─── DATA FOR THE TASK ───

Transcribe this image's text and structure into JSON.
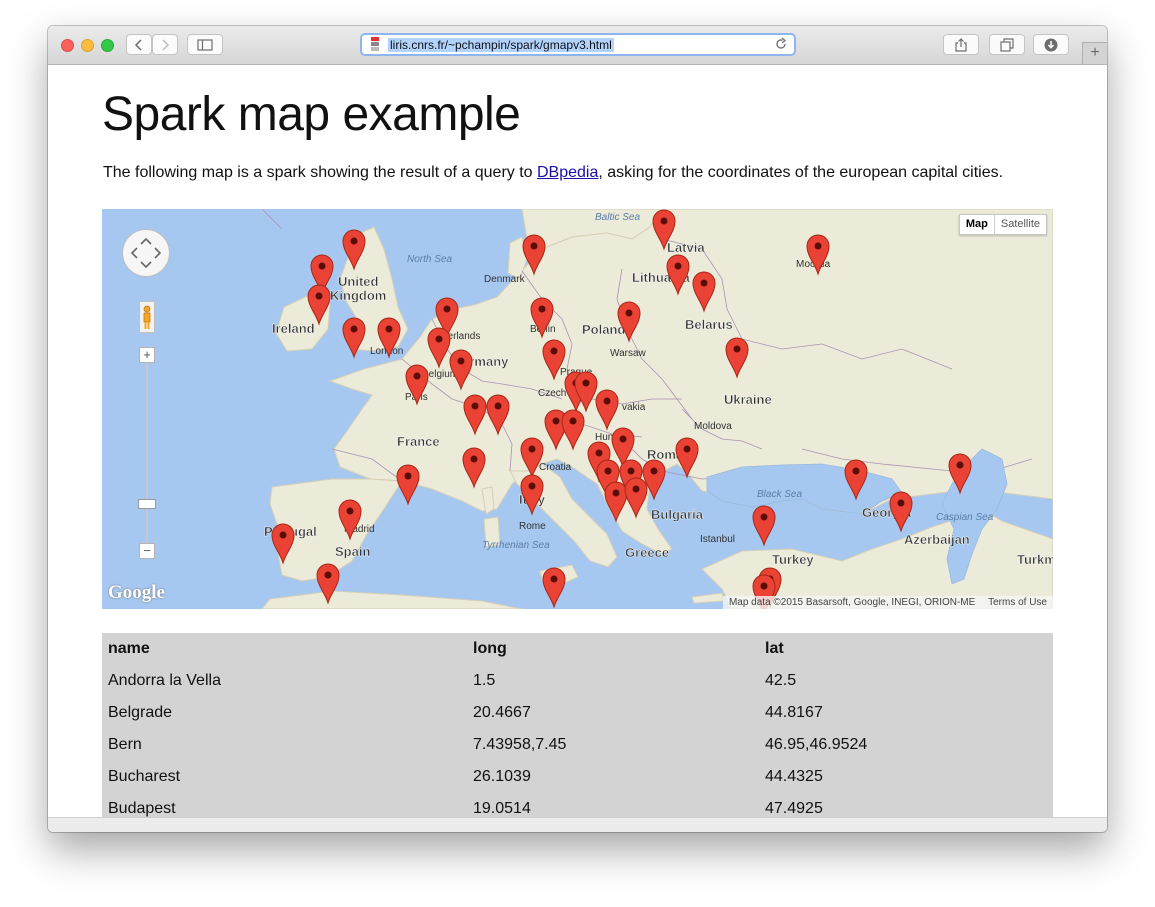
{
  "browser": {
    "url": "liris.cnrs.fr/~pchampin/spark/gmapv3.html",
    "new_tab_label": "+"
  },
  "page": {
    "title": "Spark map example",
    "intro_before": "The following map is a spark showing the result of a query to ",
    "intro_link": "DBpedia",
    "intro_after": ", asking for the coordinates of the european capital cities."
  },
  "map": {
    "type_buttons": {
      "map": "Map",
      "satellite": "Satellite"
    },
    "zoom_in": "+",
    "zoom_out": "−",
    "logo": "Google",
    "attribution": "Map data ©2015 Basarsoft, Google, INEGI, ORION-ME",
    "terms": "Terms of Use",
    "colors": {
      "water": "#a6c8f0",
      "land": "#ecead9",
      "marker": "#ea4335"
    },
    "labels": [
      {
        "text": "Baltic Sea",
        "kind": "sea"
      },
      {
        "text": "Latvia",
        "kind": "country"
      },
      {
        "text": "North Sea",
        "kind": "sea"
      },
      {
        "text": "Denmark",
        "kind": "city"
      },
      {
        "text": "Москва",
        "kind": "city"
      },
      {
        "text": "Lithuania",
        "kind": "country"
      },
      {
        "text": "United",
        "kind": "country"
      },
      {
        "text": "Kingdom",
        "kind": "country"
      },
      {
        "text": "Ireland",
        "kind": "country"
      },
      {
        "text": "Berlin",
        "kind": "city"
      },
      {
        "text": "Poland",
        "kind": "country"
      },
      {
        "text": "Belarus",
        "kind": "country"
      },
      {
        "text": "herlands",
        "kind": "city"
      },
      {
        "text": "London",
        "kind": "city"
      },
      {
        "text": "Warsaw",
        "kind": "city"
      },
      {
        "text": "Germany",
        "kind": "country"
      },
      {
        "text": "Prague",
        "kind": "city"
      },
      {
        "text": "Belgium",
        "kind": "city"
      },
      {
        "text": "Czech",
        "kind": "city"
      },
      {
        "text": "Paris",
        "kind": "city"
      },
      {
        "text": "Ukraine",
        "kind": "country"
      },
      {
        "text": "vakia",
        "kind": "city"
      },
      {
        "text": "Moldova",
        "kind": "city"
      },
      {
        "text": "France",
        "kind": "country"
      },
      {
        "text": "Hun",
        "kind": "city"
      },
      {
        "text": "Roma",
        "kind": "country"
      },
      {
        "text": "Croatia",
        "kind": "city"
      },
      {
        "text": "Black Sea",
        "kind": "sea"
      },
      {
        "text": "Italy",
        "kind": "country"
      },
      {
        "text": "Bulgaria",
        "kind": "country"
      },
      {
        "text": "Georgia",
        "kind": "country"
      },
      {
        "text": "Caspian Sea",
        "kind": "sea"
      },
      {
        "text": "Portugal",
        "kind": "country"
      },
      {
        "text": "Madrid",
        "kind": "city"
      },
      {
        "text": "Rome",
        "kind": "city"
      },
      {
        "text": "Istanbul",
        "kind": "city"
      },
      {
        "text": "Azerbaijan",
        "kind": "country"
      },
      {
        "text": "Spain",
        "kind": "country"
      },
      {
        "text": "Tyrrhenian Sea",
        "kind": "sea"
      },
      {
        "text": "Greece",
        "kind": "country"
      },
      {
        "text": "Turkey",
        "kind": "country"
      },
      {
        "text": "Turkm",
        "kind": "country"
      }
    ]
  },
  "table": {
    "headers": [
      "name",
      "long",
      "lat"
    ],
    "rows": [
      [
        "Andorra la Vella",
        "1.5",
        "42.5"
      ],
      [
        "Belgrade",
        "20.4667",
        "44.8167"
      ],
      [
        "Bern",
        "7.43958,7.45",
        "46.95,46.9524"
      ],
      [
        "Bucharest",
        "26.1039",
        "44.4325"
      ],
      [
        "Budapest",
        "19.0514",
        "47.4925"
      ]
    ]
  }
}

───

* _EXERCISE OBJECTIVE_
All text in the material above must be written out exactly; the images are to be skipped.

* _WRITTEN SOLUTION_
Transcribe this image's text and structure into JSON.
{
  "browser": {
    "url": "liris.cnrs.fr/~pchampin/spark/gmapv3.html",
    "new_tab_label": "+"
  },
  "page": {
    "title": "Spark map example",
    "intro_before": "The following map is a spark showing the result of a query to ",
    "intro_link": "DBpedia",
    "intro_after": ", asking for the coordinates of the european capital cities."
  },
  "map": {
    "type_buttons": {
      "map": "Map",
      "satellite": "Satellite"
    },
    "zoom_in": "+",
    "zoom_out": "−",
    "logo": "Google",
    "attribution": "Map data ©2015 Basarsoft, Google, INEGI, ORION-ME",
    "terms": "Terms of Use",
    "colors": {
      "water": "#a6c8f0",
      "land": "#ecead9",
      "marker": "#ea4335"
    },
    "labels": [
      {
        "text": "Baltic Sea",
        "kind": "sea"
      },
      {
        "text": "Latvia",
        "kind": "country"
      },
      {
        "text": "North Sea",
        "kind": "sea"
      },
      {
        "text": "Denmark",
        "kind": "city"
      },
      {
        "text": "Москва",
        "kind": "city"
      },
      {
        "text": "Lithuania",
        "kind": "country"
      },
      {
        "text": "United",
        "kind": "country"
      },
      {
        "text": "Kingdom",
        "kind": "country"
      },
      {
        "text": "Ireland",
        "kind": "country"
      },
      {
        "text": "Berlin",
        "kind": "city"
      },
      {
        "text": "Poland",
        "kind": "country"
      },
      {
        "text": "Belarus",
        "kind": "country"
      },
      {
        "text": "herlands",
        "kind": "city"
      },
      {
        "text": "London",
        "kind": "city"
      },
      {
        "text": "Warsaw",
        "kind": "city"
      },
      {
        "text": "Germany",
        "kind": "country"
      },
      {
        "text": "Prague",
        "kind": "city"
      },
      {
        "text": "Belgium",
        "kind": "city"
      },
      {
        "text": "Czech",
        "kind": "city"
      },
      {
        "text": "Paris",
        "kind": "city"
      },
      {
        "text": "Ukraine",
        "kind": "country"
      },
      {
        "text": "vakia",
        "kind": "city"
      },
      {
        "text": "Moldova",
        "kind": "city"
      },
      {
        "text": "France",
        "kind": "country"
      },
      {
        "text": "Hun",
        "kind": "city"
      },
      {
        "text": "Roma",
        "kind": "country"
      },
      {
        "text": "Croatia",
        "kind": "city"
      },
      {
        "text": "Black Sea",
        "kind": "sea"
      },
      {
        "text": "Italy",
        "kind": "country"
      },
      {
        "text": "Bulgaria",
        "kind": "country"
      },
      {
        "text": "Georgia",
        "kind": "country"
      },
      {
        "text": "Caspian Sea",
        "kind": "sea"
      },
      {
        "text": "Portugal",
        "kind": "country"
      },
      {
        "text": "Madrid",
        "kind": "city"
      },
      {
        "text": "Rome",
        "kind": "city"
      },
      {
        "text": "Istanbul",
        "kind": "city"
      },
      {
        "text": "Azerbaijan",
        "kind": "country"
      },
      {
        "text": "Spain",
        "kind": "country"
      },
      {
        "text": "Tyrrhenian Sea",
        "kind": "sea"
      },
      {
        "text": "Greece",
        "kind": "country"
      },
      {
        "text": "Turkey",
        "kind": "country"
      },
      {
        "text": "Turkm",
        "kind": "country"
      }
    ]
  },
  "table": {
    "headers": [
      "name",
      "long",
      "lat"
    ],
    "rows": [
      [
        "Andorra la Vella",
        "1.5",
        "42.5"
      ],
      [
        "Belgrade",
        "20.4667",
        "44.8167"
      ],
      [
        "Bern",
        "7.43958,7.45",
        "46.95,46.9524"
      ],
      [
        "Bucharest",
        "26.1039",
        "44.4325"
      ],
      [
        "Budapest",
        "19.0514",
        "47.4925"
      ]
    ]
  }
}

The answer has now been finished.